Aim of the task — Among the entries, find the lines with the string "title" and report them.

The data —
=== Begin Enclosure ===

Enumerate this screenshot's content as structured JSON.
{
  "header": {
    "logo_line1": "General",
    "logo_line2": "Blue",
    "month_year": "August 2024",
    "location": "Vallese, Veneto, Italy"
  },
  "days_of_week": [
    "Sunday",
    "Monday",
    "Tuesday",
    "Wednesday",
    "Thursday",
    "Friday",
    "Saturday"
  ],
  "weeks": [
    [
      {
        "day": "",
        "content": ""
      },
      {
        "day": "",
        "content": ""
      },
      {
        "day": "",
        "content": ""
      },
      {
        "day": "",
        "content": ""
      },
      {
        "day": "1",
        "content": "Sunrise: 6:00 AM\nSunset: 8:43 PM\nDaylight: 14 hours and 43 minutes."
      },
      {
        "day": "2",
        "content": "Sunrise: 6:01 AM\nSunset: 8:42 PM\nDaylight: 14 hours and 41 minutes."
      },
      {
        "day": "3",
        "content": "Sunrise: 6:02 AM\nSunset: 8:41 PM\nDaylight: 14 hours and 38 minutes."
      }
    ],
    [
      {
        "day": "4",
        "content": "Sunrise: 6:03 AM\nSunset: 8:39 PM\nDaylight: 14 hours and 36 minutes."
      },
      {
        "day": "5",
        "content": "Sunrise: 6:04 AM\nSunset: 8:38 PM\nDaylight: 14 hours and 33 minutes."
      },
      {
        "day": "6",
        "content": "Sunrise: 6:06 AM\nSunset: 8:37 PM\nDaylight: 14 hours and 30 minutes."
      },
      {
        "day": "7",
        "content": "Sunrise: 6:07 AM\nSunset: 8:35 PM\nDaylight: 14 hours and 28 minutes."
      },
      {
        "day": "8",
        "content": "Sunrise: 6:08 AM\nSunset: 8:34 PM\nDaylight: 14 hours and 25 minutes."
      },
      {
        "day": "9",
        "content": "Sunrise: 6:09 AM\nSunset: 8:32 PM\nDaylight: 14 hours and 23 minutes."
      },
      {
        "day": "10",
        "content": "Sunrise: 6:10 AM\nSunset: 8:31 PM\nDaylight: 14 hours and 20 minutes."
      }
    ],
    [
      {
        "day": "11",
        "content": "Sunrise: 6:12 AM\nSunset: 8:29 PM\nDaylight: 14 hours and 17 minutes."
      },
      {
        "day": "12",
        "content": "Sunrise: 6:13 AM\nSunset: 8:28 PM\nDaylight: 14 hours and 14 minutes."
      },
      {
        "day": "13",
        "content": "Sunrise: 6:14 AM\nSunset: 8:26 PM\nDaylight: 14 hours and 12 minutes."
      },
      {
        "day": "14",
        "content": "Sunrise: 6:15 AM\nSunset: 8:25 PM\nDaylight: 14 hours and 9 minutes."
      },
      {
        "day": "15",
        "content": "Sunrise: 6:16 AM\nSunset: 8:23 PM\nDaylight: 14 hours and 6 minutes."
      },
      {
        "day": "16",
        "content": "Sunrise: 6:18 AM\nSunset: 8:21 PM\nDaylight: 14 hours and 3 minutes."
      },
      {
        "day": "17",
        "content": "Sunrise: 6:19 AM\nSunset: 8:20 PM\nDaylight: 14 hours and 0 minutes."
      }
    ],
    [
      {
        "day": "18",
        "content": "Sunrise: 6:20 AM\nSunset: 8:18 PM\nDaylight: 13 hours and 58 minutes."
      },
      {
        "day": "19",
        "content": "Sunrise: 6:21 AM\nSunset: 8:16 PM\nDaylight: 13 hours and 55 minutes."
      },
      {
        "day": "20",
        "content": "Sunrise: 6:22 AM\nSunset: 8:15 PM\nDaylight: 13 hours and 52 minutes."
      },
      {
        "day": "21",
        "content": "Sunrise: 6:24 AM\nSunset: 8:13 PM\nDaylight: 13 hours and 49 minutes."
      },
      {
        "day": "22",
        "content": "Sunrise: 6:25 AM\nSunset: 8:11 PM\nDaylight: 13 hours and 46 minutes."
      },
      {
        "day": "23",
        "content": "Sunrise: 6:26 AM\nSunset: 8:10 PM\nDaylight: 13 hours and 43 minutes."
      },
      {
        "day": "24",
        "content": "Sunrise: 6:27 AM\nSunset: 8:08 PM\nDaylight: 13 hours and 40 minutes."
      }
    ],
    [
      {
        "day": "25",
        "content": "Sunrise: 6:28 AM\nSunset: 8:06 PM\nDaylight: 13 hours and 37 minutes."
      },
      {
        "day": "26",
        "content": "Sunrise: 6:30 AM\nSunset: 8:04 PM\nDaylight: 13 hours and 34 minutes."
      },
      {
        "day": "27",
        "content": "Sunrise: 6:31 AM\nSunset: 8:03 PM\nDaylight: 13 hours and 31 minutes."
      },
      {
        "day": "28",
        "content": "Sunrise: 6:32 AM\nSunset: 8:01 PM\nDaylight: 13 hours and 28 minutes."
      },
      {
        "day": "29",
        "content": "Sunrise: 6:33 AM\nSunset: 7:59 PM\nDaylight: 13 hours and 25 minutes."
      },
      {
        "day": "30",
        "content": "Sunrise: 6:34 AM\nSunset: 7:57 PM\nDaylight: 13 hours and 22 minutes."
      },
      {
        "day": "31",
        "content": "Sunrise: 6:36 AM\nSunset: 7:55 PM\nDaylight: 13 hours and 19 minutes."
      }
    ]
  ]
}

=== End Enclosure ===
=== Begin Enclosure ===

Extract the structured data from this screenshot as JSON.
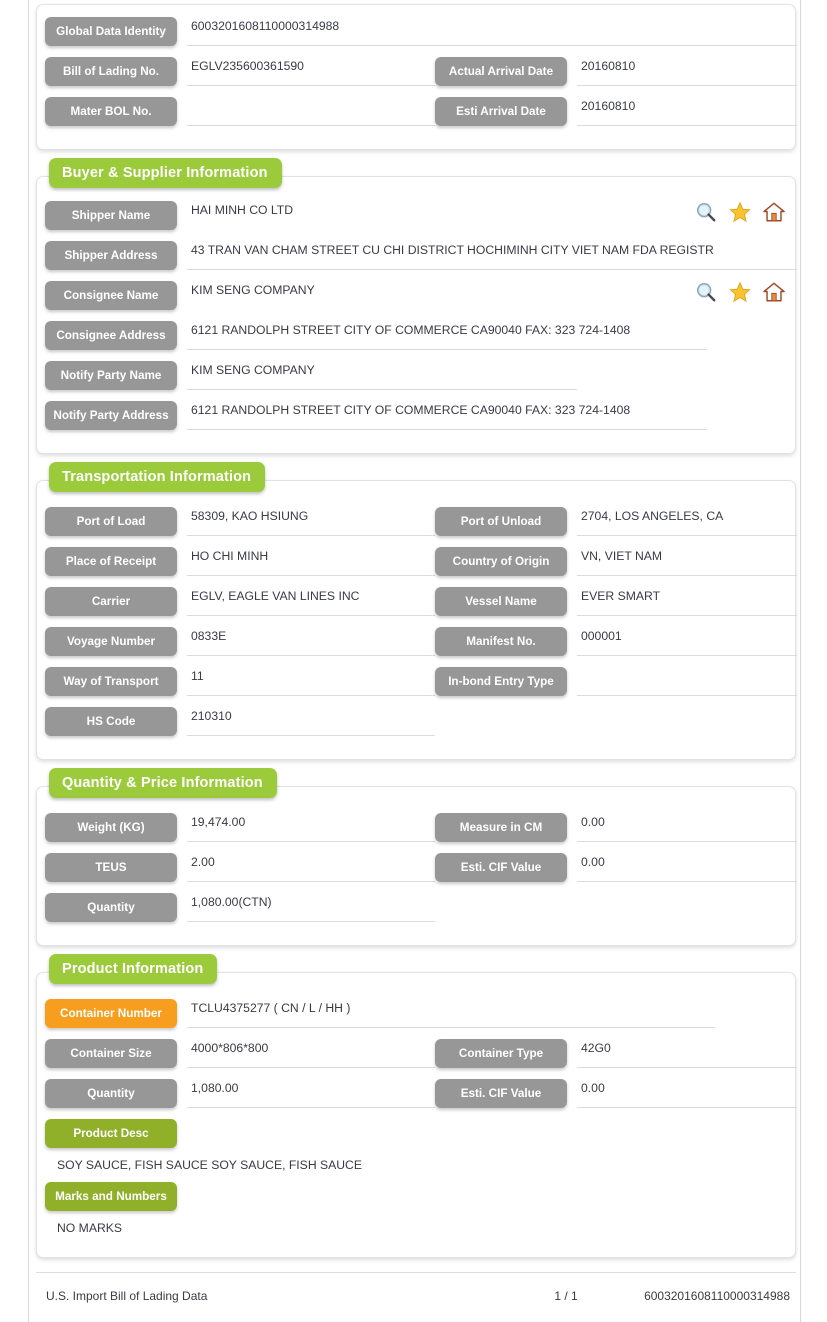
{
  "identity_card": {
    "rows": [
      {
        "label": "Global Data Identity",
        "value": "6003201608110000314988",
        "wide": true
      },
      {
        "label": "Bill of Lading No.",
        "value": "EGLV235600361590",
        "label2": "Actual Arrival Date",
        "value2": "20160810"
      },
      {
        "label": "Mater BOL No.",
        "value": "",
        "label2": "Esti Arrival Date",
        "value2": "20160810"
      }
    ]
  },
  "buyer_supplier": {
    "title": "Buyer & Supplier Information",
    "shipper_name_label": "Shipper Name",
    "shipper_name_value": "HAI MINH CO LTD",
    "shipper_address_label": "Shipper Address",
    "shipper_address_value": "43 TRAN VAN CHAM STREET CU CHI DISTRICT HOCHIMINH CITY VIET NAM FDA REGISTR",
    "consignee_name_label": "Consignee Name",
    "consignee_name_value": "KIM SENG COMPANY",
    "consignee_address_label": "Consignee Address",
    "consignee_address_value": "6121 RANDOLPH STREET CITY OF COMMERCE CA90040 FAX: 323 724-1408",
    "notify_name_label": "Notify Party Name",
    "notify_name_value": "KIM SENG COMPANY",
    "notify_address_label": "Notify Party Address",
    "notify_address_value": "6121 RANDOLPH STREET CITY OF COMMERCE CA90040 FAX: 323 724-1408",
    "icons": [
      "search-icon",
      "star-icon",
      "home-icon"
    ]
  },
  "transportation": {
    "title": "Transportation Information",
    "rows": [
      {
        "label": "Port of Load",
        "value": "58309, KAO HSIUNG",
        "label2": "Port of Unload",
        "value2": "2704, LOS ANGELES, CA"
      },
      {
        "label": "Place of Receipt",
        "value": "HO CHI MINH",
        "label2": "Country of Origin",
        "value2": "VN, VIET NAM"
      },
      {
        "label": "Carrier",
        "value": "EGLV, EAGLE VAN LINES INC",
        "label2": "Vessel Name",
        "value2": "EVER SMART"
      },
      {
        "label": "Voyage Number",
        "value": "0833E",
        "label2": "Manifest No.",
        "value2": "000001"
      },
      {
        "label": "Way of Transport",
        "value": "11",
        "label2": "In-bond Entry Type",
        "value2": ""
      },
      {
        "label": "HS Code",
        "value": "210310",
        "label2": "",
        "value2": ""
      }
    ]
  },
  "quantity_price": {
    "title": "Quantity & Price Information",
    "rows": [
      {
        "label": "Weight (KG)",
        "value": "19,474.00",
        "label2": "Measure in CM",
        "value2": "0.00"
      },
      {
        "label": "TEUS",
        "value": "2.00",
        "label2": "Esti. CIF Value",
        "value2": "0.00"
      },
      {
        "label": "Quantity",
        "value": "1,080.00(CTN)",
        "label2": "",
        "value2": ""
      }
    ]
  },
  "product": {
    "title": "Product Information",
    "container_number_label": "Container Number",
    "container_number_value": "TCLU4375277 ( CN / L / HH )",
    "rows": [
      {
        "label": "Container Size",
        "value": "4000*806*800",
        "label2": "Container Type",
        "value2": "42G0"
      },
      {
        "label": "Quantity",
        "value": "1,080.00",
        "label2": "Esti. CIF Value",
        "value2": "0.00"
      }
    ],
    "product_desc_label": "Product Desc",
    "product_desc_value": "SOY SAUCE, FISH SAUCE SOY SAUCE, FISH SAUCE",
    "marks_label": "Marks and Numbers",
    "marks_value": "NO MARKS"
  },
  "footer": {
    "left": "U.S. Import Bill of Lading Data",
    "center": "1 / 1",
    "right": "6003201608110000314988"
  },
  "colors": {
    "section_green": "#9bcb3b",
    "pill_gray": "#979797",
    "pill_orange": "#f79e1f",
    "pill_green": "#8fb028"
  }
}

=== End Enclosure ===

Task answer —
    "title": "Buyer & Supplier Information",
    "title": "Transportation Information",
    "title": "Quantity & Price Information",
    "title": "Product Information",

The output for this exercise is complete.